_Task:_ In the entries that follow, find the word "JSON" and report each line it is on.
--- START ---
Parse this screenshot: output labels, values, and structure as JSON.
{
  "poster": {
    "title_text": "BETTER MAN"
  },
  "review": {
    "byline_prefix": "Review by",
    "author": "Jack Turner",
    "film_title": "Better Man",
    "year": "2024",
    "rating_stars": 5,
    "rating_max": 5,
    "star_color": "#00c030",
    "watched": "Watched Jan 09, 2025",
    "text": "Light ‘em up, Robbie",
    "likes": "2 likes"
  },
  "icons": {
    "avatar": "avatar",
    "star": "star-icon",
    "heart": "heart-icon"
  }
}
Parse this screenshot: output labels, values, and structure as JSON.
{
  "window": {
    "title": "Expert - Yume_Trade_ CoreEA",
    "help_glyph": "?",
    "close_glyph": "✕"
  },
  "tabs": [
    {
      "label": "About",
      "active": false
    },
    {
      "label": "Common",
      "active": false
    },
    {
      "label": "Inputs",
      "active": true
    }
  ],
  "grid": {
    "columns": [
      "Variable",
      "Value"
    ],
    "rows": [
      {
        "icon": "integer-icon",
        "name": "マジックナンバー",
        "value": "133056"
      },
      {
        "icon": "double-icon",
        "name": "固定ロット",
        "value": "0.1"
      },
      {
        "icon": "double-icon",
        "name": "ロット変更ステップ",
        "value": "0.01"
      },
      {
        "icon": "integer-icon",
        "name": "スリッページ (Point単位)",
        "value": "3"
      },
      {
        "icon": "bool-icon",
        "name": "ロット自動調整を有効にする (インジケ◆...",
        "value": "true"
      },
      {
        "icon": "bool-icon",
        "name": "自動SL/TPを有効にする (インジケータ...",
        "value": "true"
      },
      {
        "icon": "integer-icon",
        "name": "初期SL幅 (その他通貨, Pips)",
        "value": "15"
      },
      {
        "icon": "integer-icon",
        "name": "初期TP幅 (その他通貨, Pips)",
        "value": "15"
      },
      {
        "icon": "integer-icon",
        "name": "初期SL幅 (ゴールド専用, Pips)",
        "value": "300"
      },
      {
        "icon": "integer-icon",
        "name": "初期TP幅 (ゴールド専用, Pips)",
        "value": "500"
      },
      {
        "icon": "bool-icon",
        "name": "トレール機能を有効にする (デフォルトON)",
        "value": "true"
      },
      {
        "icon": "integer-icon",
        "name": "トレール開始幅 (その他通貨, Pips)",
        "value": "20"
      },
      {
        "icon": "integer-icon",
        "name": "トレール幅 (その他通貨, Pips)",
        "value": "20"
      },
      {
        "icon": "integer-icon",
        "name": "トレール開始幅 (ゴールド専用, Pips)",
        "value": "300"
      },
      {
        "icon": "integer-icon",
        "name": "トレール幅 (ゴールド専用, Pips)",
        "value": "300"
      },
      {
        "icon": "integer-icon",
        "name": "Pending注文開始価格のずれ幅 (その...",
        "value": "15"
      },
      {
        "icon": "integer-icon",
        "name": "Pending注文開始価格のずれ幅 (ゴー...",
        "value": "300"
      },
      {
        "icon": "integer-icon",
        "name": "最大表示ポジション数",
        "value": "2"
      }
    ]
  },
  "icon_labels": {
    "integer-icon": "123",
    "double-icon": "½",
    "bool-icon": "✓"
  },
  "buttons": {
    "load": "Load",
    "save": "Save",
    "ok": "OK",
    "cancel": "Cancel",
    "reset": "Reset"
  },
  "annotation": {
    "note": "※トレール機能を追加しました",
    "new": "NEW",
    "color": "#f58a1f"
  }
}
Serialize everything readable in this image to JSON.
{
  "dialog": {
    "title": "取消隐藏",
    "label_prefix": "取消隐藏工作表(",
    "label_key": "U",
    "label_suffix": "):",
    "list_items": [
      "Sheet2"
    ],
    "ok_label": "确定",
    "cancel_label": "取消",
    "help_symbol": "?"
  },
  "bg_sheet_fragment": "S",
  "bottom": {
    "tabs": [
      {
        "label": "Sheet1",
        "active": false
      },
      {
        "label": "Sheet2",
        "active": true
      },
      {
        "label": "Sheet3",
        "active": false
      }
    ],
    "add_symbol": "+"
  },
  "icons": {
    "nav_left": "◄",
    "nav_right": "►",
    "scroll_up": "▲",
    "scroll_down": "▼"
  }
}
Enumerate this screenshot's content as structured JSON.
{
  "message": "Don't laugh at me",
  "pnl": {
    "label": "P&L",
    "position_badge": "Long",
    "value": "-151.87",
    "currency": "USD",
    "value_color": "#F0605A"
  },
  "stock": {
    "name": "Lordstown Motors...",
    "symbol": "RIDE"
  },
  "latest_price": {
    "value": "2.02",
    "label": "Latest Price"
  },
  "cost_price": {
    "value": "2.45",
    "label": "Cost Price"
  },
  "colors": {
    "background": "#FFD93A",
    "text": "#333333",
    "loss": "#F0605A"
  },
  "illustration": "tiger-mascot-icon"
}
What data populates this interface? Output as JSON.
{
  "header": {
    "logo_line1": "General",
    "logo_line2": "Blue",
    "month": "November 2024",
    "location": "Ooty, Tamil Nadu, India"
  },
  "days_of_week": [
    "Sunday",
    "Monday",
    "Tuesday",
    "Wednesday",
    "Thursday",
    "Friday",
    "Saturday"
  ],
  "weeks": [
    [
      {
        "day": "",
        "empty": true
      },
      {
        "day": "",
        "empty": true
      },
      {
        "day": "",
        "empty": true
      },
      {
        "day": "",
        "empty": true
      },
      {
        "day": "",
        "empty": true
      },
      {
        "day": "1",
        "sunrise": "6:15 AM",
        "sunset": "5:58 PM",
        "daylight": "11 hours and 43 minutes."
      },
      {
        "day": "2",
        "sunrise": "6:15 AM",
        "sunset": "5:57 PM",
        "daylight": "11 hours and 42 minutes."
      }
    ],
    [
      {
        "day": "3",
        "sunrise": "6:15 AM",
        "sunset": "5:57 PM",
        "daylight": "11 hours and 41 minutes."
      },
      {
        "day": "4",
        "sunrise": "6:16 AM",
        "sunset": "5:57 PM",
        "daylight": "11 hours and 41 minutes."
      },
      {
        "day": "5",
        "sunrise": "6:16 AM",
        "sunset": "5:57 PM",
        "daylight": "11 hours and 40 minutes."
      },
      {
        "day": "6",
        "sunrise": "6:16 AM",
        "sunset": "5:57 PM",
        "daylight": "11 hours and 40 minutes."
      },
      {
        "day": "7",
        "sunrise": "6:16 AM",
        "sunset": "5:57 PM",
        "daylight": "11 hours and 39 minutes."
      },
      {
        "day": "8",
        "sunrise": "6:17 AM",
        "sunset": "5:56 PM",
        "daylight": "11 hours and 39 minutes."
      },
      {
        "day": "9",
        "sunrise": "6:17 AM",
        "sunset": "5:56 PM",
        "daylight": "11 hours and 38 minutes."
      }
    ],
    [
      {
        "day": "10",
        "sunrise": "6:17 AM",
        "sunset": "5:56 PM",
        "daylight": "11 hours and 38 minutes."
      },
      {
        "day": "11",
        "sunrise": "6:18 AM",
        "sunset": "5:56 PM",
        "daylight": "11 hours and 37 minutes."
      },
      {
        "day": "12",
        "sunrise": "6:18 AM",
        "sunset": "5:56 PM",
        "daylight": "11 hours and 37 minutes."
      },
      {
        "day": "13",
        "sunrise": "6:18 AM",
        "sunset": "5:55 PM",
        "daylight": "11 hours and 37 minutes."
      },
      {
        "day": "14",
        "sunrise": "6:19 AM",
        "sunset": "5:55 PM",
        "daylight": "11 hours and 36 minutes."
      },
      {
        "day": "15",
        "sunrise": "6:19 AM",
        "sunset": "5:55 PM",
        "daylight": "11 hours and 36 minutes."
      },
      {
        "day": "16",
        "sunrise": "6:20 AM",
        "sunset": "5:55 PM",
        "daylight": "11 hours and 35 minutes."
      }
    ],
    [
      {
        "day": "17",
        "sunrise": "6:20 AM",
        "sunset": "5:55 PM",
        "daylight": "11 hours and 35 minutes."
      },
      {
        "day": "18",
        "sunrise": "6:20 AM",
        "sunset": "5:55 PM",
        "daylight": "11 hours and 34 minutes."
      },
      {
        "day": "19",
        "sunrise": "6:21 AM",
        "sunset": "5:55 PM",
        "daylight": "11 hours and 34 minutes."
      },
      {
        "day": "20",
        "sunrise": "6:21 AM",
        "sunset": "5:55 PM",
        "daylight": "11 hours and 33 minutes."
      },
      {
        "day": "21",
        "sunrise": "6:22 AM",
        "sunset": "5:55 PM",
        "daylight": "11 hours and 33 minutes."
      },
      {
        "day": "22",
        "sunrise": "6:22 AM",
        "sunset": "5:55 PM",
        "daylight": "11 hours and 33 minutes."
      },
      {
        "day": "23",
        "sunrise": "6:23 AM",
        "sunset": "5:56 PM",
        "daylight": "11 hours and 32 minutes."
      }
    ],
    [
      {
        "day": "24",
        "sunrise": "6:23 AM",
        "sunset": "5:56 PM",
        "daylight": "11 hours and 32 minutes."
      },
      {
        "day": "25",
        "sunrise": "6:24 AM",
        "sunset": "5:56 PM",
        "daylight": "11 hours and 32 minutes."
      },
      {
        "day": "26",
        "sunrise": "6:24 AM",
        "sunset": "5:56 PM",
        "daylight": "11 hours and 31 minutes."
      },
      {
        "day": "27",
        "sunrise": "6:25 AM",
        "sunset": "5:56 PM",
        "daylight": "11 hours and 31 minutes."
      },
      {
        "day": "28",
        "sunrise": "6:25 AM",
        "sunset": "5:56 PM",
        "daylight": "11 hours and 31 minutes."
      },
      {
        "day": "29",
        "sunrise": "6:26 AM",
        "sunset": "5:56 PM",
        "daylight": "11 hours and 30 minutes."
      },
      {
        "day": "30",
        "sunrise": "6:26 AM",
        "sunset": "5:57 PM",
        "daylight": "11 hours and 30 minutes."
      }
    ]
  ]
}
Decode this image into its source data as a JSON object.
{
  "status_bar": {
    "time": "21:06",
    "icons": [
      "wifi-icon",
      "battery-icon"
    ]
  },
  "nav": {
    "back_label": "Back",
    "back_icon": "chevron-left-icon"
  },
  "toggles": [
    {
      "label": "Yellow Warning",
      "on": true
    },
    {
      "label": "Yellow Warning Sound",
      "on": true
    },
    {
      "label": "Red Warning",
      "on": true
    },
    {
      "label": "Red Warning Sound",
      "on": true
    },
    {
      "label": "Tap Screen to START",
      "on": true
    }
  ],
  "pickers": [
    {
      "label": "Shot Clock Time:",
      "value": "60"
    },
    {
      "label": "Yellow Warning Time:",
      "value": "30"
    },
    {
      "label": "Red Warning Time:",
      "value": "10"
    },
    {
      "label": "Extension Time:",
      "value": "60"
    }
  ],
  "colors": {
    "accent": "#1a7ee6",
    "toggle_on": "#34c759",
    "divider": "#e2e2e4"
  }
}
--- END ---
_Final answer:_
Parse this screenshot: output labels, values, and structure as JSON.
Parse this screenshot: output labels, values, and structure as JSON.
Serialize everything readable in this image to JSON.
Enumerate this screenshot's content as structured JSON.
What data populates this interface? Output as JSON.
Decode this image into its source data as a JSON object.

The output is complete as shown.